Dr. Fulop, hired by T.A.’s parents, met with T.A. on a number of occasions and in March 2003, he diagnosed T.A. as having “ADHD, depression, math disorder and cannabis abuse,” and recommended placement in a residential program due to his “failure to live up to his potential in school, his difficulties at home, his attitude toward school, his sense of hopelessness, and his drug problem.”
T.A.’s parents responded by removing him from the district’s public high school and enrolling him in a three-week program at Catherine Freer Wilderness Therapy Expeditions.
T.A.’s discharge report, written by Freer’s staff, stated cannabis dependence as a primary diagnosis with a secondary diagnosis as depression.
Shortly after T.A. completed the Freer program in late March, his parents enrolled him in Mount Bachelor Academy, a private boarding school designed for children with “academic, behavioral or motivational problems.”
T.A. graduated from Mount Bachelor in June 2004, the same time he would have graduated from FGSD had he remained enrolled.
In 2003, T.A.’s parents hired a lawyer and were scheduled for a hearing initiated by the Oregon Office of Administrative Hearings.
In July 2003, a multi-disciplinary team convened to determine T.A.’s eligibility under the IDEA. While they acknowledged T.A.’s learning difficulties, diagnosis of ADHD and depression, they concluded those diagnoses did not have a severe effect on his educational performance.
In August 2003 a similar team convened and determined T.A. was also ineligible for services or accommodations under Section 504 of the Rehabilitation Act of 1973, which gives certain rights to students with disabilities.
On Jan. 26, 2004, the hearing officer concluded T.A. was disabled, FGSD failed to offer T.A. a “free appropriate public education” and therefore found him eligible for special education under IDEA and Section 504 of the Rehabilitation Act of 1973.
Although the hearing officer did not find the district responsible for the costs of the Freer Expedition or Dr. Fulop’s evaluation, she did find the FGSD responsible for the costs associated with T.A.’s enrollment at Mount Bachelor.
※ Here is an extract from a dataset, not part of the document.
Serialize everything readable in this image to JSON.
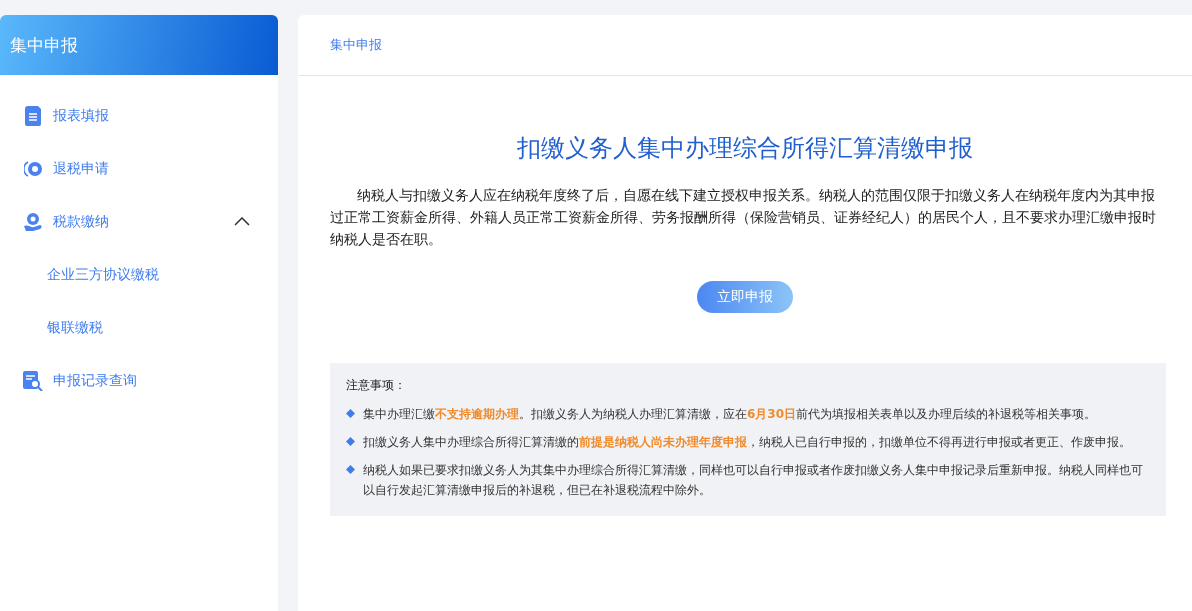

Tuition at Mount Bachelor was $5,200 per month.
FGSD appealed the hearing officer’s decision to U.S. District Court, which overturned the hearing officer’s decision to grant reimbursement for T.A.’s boarding school tuition, citing reimbursement was unwarranted because T.A. withdrew from the school district for substance abuse and behavioral problems, reasons unrelated to his disability.
Although the district court adopted all of the hearing officers findings of facts, it held the hearing officer erred as matter of law in granting private school private school reimbursement and “the facts in this case do not support such an exercise of equity.”
T.A.’s parents appealed to the Ninth Circuit, which reversed the district court’s decision that T.A. was not entitled to reimbursement and concluded the school district failed to offer T.A. a free and appropriate education.
Judge Pamela Ann Rymer parted company in dissent and stated, “In 2001, while T.A. was in public school, T.A.’s mother explicitly agreed with the school district’s assessment that T.A. was not eligible for special education services. T.A. was taken out of public school and enrolled in a three-week wilderness program because he had begun to binge on marijuana and had run away from home in early 2003. No Independent Education Plan (IEP) had been requested, proposed, or disputed before then.”
Stating she did not understand the court’s opinion to compel a finding of reimbursement on remand, Rymer said, “T.A. was unilaterally pulled from public school and placed in private school on account of drug issues, not learning disabilities; the parents receded from their position that T.A. was not entitled to special education services only after voluntarily placing him in private school and consulting an attorney; and there is no evidence of any change in T.A.’s need for special education services in the meantime.”
The U.S. Supreme Court will now decide and has set a briefing schedule to review the case.